What happens to your computer files, email account and social media accounts after you are gone?

RIP

We just don’t want to have the discussion

I think about this a lot ever since I read an article written by a lawyer on the topic. I decided it would make a good BDN Blog topic. Many people over 60 do have a computer that has a password in order to get into it. Your time on this earth ends suddenly or perhaps not so suddenly.

What happens to your Internet “footprint?”

Your computer sits where it has for the past x number of years. What happens to it and the files and documents on the hard drive? Are some of them important? Are their pictures that family may want to have access too? What happens to the email and social media accounts? If you have several PC’s including desktop machines and laptop, what files, pictures and so on are on which machine?

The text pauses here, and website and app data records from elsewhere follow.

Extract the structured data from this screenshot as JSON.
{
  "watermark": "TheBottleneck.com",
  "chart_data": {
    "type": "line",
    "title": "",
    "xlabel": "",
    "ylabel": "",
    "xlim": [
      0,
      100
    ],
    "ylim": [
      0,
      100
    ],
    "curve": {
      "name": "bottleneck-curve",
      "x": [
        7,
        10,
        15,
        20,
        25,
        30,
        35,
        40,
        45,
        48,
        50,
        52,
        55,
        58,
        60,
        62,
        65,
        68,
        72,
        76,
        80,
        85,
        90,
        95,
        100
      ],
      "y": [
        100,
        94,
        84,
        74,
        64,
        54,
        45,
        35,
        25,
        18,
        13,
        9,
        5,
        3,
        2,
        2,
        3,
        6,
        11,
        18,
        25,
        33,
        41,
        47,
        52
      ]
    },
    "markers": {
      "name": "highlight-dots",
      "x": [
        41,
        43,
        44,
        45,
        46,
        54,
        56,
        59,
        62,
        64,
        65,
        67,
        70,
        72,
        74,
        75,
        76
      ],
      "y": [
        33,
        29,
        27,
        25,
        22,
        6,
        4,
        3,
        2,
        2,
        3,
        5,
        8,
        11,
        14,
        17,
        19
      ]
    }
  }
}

Oh my!

Are their things on your computer that, well, you’d just turn over in your grave if your family members happened to stumble upon. How about a record of every web site you’ve visited and saved (automatically) snap shots of various web pages you’ve looked at. Consider those pictures and or videos you’ve downloaded for your own personal viewing pleasure. We are all human and sometimes look at things we’d rather not have known by some people.

An example of “oh my!”

I’ll give you one example of a situation that I became aware of. In this case, the person had not passed away. It happened to involve a friend of mine. He would sometimes have instant message chats on Yahoo, using Yahoo’s Messenger program. (It’s a neat program that does several things other than allowing you to have instant message conversations) In his situation he should probably not have been having an ongoing conversation with the person that he had struck up an online relationship with. I asked him if he knew whether or not his Yahoo Messenger preferences were set to save a copy of all of his conversations on his hard drive. He did not know the answer so we looked. Sure enough, there they were in all their graphic detail. He nearly had a heart attack. His wife would have killed him but not before there was a messy confrontation where she presented him with pages and pages of conversation. Whoops! We found the folder that the conversations were kept and deleted them. Of course once you delete them they go into the recycle bin and can be recovered easily. We emptied the recycle bin. But that’s not enough. They can still be recovered although not so easily. I downloaded a program that would write over deleted files and free space on the hard drive with 1’s and 0’s multiple times making them impossible to recover. He dodged this bullet however, consider what might have happened if his spouse had found it later if he was no longer around. He took me out for a nice dinner!

Solution – Have “the talk” with someone you trust

The options to this social media and email dilemma is to give someone you trust your passwords or you could just take your chances and the attitude that “oh well, I’ll be dead and won’t have to worry about it”. Your social media accounts can be disabled, hidden or shutdown altogether. Perhaps you want them sitting out there for years after you are gone or no longer can or want to use your PC. This is a tough question. Who do you trust to do that? Who do you trust to have the password to get into your PC? What do you want them to do once they are in?

This is about personal privacy really, at all levels. I’m not judging anyone as to what is good, bad, right or wrong. This is just food for thought.

Comments welcome.

David Winslow

About David Winslow

I'm a life long member of the greater Bangor Community. My journey includes 26 years in the USAF, retiring in 1994. I am a graduate of Husson University (class of '73') where I obtained a four year degree in Business Administration. I've been a caregiver for my mother, worked in law enforcement, private security, volunteered in the community and now have a small computer repair business. I live in Brewer with my two dogs, Zoe and Dani.